* _TASK TO COMPLETE_
What lines below contain the word "icon"? Please pull each one out.

Data about app and page elements
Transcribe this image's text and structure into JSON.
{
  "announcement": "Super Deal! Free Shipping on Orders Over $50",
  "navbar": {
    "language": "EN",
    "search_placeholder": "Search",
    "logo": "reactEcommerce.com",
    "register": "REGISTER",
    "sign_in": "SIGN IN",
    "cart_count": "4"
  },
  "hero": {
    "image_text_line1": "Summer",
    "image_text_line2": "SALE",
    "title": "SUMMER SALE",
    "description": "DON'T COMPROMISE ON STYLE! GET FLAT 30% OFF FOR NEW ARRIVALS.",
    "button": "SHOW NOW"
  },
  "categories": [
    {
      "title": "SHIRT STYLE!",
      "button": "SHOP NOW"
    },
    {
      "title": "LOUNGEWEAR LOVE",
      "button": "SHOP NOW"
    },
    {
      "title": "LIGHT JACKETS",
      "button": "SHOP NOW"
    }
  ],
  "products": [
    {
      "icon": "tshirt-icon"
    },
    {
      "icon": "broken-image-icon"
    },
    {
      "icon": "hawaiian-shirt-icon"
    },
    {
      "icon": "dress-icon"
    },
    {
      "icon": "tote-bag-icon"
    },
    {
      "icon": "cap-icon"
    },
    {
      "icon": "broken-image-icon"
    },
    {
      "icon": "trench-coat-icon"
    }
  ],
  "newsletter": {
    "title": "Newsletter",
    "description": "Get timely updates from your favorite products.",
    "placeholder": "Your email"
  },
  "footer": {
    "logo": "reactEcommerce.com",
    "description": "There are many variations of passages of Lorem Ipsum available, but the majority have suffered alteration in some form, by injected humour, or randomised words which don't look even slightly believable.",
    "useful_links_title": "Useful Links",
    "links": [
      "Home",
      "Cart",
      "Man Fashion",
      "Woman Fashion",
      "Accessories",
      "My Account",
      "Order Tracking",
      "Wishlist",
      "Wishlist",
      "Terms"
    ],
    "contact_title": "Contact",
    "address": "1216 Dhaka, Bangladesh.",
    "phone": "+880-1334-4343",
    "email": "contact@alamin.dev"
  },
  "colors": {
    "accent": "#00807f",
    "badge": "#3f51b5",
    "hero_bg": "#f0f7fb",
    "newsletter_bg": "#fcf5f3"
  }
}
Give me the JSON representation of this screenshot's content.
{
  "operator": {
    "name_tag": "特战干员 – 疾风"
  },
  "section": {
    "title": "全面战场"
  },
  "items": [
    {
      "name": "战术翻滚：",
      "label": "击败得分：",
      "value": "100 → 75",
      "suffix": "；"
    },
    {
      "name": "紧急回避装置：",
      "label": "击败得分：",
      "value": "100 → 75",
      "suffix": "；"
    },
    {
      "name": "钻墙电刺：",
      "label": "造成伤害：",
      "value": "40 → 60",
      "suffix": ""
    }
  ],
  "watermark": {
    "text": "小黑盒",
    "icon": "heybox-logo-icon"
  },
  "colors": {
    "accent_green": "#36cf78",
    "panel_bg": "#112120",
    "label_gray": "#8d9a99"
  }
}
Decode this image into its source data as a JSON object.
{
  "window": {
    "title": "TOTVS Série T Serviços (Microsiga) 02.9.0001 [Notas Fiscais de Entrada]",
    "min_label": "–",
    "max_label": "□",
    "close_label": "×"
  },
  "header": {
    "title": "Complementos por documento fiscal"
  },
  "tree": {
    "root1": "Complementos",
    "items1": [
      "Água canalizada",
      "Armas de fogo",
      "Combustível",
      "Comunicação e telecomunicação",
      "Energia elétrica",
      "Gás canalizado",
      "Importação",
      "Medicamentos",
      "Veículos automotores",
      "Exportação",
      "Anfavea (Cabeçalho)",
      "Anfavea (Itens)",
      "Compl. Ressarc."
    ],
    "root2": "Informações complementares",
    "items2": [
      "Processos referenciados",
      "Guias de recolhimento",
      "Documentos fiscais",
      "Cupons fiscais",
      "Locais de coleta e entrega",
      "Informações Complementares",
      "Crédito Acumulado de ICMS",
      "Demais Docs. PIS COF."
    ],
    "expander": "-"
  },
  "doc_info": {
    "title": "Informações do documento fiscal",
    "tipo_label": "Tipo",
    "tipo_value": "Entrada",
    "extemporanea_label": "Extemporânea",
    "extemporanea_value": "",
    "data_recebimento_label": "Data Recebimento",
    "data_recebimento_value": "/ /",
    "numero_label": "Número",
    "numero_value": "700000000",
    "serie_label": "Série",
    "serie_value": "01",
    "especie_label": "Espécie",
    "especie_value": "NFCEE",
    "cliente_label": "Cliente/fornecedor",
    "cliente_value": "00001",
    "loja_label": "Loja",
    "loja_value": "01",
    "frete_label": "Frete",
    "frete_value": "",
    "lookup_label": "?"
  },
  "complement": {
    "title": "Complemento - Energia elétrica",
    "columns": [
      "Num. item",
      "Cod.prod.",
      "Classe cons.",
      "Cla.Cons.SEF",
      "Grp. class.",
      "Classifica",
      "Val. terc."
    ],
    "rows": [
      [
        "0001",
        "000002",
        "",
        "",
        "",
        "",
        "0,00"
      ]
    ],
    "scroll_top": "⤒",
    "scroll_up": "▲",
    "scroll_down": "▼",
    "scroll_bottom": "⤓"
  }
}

* _RESPONSE TO THE TASK_
      "icon": "tshirt-icon"
      "icon": "broken-image-icon"
      "icon": "hawaiian-shirt-icon"
      "icon": "dress-icon"
      "icon": "tote-bag-icon"
      "icon": "cap-icon"
      "icon": "broken-image-icon"
      "icon": "trench-coat-icon"
    "icon": "heybox-logo-icon"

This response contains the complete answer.